──────── Material supplied

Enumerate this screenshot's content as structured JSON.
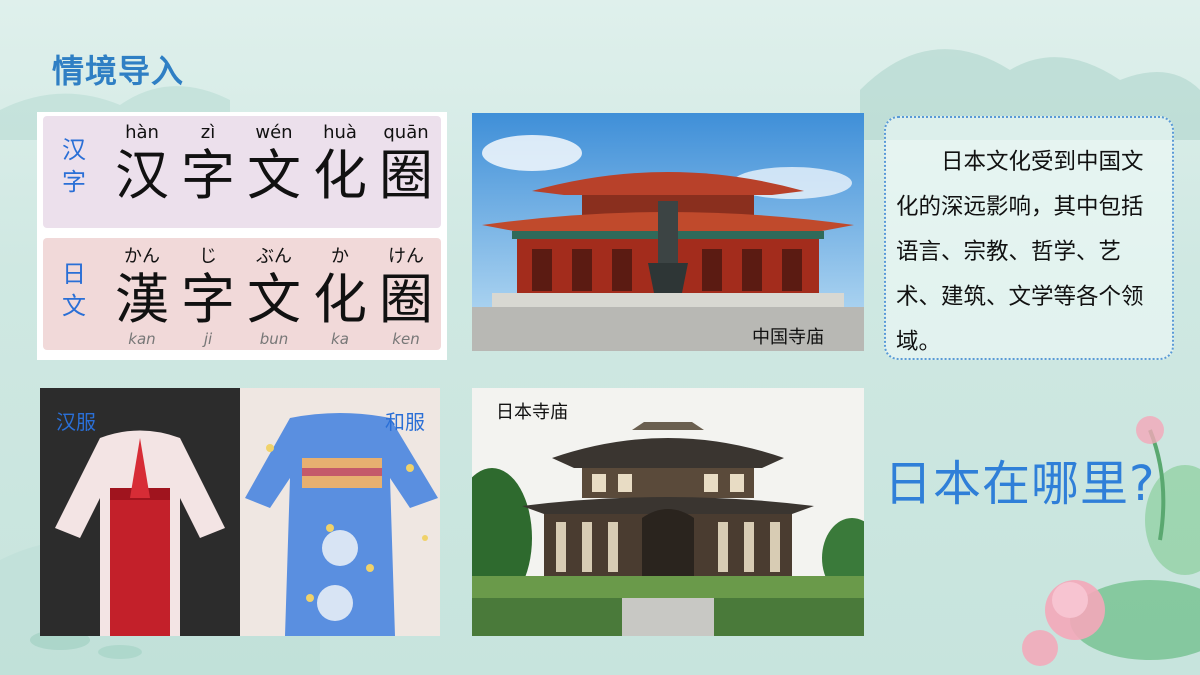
{
  "slide": {
    "title": "情境导入"
  },
  "hanzi_card": {
    "chinese_row": {
      "side_label_1": "汉",
      "side_label_2": "字",
      "pinyin": [
        "hàn",
        "zì",
        "wén",
        "huà",
        "quān"
      ],
      "characters": [
        "汉",
        "字",
        "文",
        "化",
        "圈"
      ]
    },
    "japanese_row": {
      "side_label_1": "日",
      "side_label_2": "文",
      "kana": [
        "かん",
        "じ",
        "ぶん",
        "か",
        "けん"
      ],
      "characters": [
        "漢",
        "字",
        "文",
        "化",
        "圈"
      ],
      "romaji": [
        "kan",
        "ji",
        "bun",
        "ka",
        "ken"
      ]
    }
  },
  "photos": {
    "chinese_temple_caption": "中国寺庙",
    "japanese_temple_caption": "日本寺庙",
    "hanfu_caption": "汉服",
    "kimono_caption": "和服"
  },
  "info_box": {
    "text": "日本文化受到中国文化的深远影响，其中包括语言、宗教、哲学、艺术、建筑、文学等各个领域。"
  },
  "question": "日本在哪里?",
  "colors": {
    "title": "#2f7fc4",
    "accent_blue": "#2a6fd6",
    "background": "#cfe8e2"
  }
}
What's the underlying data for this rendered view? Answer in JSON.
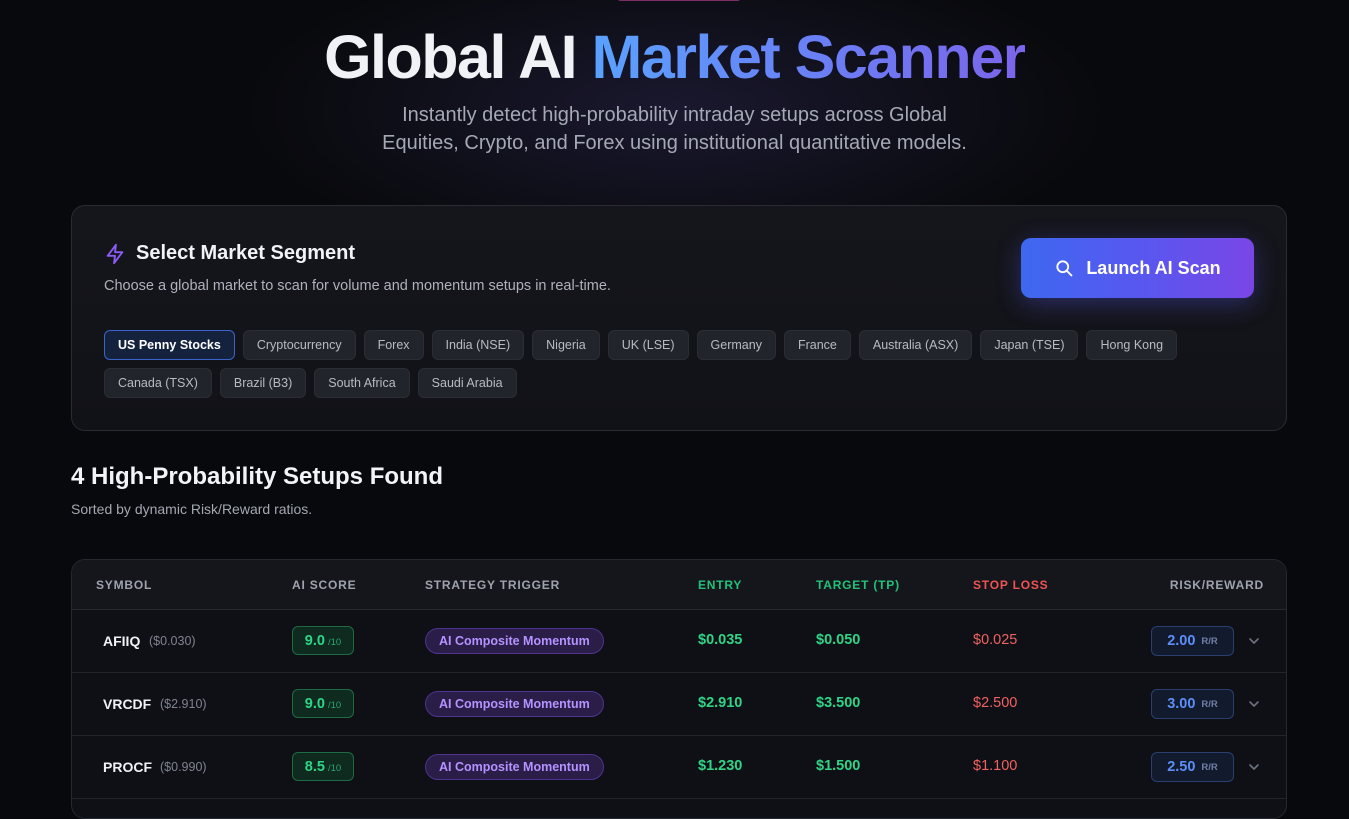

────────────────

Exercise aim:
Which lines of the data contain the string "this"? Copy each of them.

Response to the task:
Enumerate this screenshot's content as structured JSON.
What's the underlying data for this rendered view? Answer in JSON.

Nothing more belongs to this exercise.